*Data about app and page elements*:
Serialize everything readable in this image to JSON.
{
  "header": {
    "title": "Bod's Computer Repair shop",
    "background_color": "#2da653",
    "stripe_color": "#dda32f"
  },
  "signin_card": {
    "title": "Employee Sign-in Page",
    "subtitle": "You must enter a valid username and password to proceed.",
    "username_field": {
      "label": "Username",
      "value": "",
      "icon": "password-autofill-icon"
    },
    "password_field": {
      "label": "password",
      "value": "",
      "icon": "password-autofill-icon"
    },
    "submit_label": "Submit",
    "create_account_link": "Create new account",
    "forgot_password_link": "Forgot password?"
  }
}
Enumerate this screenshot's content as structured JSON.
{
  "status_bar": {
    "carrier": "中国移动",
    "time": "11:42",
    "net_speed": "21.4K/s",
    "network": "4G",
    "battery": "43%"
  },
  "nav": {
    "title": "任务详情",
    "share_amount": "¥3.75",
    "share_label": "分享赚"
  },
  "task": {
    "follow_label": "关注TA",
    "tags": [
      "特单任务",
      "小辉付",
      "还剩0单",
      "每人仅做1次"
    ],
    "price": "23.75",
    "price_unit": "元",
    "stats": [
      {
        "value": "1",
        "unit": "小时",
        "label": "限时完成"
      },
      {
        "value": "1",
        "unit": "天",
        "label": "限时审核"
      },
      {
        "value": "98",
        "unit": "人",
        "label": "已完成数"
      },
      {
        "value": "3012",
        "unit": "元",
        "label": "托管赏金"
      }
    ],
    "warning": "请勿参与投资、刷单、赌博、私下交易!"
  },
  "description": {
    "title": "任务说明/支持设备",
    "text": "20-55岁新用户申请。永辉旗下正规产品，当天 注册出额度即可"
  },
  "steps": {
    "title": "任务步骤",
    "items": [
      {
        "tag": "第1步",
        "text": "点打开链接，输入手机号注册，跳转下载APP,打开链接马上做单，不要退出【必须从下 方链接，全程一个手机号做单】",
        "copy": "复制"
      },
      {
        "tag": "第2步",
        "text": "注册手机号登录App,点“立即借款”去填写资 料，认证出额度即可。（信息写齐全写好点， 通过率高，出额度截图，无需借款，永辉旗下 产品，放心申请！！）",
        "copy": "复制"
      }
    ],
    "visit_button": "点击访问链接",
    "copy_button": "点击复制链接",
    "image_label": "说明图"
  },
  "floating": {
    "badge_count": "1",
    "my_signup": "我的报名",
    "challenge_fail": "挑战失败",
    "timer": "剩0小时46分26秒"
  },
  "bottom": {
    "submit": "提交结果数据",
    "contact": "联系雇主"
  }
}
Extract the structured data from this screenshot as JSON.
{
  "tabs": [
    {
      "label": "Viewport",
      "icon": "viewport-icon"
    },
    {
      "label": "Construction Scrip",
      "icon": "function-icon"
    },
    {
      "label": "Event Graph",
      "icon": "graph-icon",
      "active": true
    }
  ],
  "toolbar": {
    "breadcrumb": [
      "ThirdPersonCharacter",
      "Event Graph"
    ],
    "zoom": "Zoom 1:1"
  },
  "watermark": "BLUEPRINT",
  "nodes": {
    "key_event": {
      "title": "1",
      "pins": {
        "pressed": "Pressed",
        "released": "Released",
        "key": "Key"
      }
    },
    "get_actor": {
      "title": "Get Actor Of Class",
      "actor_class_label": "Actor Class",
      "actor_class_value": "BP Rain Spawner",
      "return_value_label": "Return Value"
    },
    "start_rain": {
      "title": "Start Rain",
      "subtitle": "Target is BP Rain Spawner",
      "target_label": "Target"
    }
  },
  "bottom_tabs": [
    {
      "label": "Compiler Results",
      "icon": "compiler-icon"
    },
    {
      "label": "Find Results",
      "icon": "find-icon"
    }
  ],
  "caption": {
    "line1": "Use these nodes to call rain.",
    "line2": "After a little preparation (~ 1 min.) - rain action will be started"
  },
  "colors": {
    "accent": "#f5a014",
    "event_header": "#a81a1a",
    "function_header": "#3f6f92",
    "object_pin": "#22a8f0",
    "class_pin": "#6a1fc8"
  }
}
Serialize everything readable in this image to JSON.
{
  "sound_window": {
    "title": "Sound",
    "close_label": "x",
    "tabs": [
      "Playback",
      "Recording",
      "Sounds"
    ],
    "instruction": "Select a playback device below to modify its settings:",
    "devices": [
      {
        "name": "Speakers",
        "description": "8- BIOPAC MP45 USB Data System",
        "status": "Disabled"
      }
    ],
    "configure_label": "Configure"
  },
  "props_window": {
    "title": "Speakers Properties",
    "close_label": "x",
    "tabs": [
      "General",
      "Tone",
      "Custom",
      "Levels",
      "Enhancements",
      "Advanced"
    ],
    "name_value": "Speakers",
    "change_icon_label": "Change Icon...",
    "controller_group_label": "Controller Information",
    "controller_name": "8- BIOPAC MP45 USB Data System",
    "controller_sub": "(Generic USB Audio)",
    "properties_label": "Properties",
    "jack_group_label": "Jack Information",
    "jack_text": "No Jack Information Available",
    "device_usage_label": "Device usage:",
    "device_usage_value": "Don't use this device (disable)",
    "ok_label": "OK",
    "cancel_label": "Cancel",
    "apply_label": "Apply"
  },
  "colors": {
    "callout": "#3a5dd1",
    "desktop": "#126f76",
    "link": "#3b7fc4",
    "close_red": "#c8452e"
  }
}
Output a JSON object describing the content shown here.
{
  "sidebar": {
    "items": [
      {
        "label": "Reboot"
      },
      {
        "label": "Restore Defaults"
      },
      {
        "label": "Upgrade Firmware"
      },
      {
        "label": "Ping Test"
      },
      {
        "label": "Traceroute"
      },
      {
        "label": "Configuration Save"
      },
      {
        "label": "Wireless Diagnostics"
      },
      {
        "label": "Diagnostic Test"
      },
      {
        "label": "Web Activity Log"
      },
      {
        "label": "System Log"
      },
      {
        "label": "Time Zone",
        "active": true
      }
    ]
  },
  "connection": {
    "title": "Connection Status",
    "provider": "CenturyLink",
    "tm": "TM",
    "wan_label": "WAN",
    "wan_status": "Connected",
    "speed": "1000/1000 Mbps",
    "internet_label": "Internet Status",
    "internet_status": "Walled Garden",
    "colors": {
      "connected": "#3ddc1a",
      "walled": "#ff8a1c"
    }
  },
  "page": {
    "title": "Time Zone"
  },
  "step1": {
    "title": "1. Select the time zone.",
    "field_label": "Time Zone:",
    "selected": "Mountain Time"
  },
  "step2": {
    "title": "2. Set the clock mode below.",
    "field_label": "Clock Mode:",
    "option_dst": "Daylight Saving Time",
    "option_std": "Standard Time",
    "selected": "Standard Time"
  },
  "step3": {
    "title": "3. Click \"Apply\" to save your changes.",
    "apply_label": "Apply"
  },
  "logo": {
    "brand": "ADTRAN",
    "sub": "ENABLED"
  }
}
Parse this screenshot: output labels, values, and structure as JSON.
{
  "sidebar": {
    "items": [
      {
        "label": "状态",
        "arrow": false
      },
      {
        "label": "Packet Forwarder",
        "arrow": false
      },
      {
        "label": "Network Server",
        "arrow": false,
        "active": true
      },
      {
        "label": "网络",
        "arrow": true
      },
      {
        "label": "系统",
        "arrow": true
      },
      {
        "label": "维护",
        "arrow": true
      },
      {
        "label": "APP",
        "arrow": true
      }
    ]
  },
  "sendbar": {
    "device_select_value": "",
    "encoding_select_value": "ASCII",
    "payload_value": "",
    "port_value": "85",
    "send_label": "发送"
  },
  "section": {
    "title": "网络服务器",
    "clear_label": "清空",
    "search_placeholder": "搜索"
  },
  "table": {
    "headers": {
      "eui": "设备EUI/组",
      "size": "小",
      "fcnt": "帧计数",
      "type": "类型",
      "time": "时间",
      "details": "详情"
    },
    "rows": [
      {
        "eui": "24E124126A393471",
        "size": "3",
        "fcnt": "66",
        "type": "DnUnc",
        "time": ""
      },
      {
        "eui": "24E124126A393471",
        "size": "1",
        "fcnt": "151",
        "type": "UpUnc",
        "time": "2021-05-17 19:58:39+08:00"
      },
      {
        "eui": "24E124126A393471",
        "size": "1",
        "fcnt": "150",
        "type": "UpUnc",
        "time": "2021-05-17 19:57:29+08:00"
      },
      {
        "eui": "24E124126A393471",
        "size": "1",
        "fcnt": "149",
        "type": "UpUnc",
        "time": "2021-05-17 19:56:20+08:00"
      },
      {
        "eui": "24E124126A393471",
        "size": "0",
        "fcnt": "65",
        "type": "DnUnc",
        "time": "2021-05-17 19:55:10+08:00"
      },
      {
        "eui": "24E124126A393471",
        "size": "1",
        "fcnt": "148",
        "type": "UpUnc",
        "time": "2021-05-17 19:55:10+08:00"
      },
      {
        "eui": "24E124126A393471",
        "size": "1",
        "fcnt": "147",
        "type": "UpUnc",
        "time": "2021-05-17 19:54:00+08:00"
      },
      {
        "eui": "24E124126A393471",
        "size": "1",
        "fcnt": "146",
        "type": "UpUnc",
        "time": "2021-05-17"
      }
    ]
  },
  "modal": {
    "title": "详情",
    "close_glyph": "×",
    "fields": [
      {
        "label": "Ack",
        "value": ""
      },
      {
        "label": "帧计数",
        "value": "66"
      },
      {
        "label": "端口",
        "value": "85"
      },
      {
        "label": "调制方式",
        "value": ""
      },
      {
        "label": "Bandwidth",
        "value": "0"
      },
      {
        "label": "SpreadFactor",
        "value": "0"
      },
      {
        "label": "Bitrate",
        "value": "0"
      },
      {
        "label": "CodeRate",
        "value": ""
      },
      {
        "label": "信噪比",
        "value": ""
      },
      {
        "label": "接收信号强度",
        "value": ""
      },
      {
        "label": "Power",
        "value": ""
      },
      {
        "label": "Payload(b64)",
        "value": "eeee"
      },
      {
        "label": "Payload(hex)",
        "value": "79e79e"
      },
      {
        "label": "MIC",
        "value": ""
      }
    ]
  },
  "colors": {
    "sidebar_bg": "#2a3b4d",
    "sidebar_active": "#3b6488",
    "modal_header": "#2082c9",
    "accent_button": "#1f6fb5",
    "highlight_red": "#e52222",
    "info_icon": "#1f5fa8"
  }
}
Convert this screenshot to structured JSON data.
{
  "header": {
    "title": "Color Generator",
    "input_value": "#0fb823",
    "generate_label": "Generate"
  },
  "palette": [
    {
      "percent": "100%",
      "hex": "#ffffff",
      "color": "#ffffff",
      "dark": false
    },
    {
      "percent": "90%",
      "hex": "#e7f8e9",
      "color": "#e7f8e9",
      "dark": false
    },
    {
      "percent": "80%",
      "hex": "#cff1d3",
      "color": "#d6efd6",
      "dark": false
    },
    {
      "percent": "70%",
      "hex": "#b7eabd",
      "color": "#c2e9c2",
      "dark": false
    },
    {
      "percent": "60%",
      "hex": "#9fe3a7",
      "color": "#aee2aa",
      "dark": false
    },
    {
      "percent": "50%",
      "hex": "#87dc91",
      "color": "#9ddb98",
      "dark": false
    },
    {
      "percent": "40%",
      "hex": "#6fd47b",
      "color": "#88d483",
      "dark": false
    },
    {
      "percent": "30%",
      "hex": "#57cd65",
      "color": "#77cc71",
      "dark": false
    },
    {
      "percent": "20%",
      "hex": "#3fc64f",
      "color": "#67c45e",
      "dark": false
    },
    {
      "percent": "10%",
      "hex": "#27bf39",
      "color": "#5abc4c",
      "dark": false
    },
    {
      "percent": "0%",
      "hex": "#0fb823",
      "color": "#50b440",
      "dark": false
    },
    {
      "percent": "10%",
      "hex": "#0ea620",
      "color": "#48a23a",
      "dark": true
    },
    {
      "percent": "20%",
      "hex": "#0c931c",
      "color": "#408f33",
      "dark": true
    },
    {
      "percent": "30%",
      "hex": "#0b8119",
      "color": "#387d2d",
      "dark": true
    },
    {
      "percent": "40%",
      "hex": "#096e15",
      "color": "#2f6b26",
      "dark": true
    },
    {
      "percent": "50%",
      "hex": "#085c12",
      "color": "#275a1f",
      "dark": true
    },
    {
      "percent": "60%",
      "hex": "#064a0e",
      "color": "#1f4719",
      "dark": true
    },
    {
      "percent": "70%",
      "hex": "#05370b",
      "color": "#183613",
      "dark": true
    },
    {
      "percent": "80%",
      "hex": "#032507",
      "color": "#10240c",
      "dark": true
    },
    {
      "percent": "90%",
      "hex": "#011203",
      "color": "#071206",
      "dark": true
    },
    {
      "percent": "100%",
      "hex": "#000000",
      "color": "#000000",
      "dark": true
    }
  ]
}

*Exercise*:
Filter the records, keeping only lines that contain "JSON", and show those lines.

*Task result*:
Serialize everything readable in this image to JSON.
Enumerate this screenshot's content as structured JSON.
Extract the structured data from this screenshot as JSON.
Serialize everything readable in this image to JSON.
Output a JSON object describing the content shown here.
Parse this screenshot: output labels, values, and structure as JSON.
Convert this screenshot to structured JSON data.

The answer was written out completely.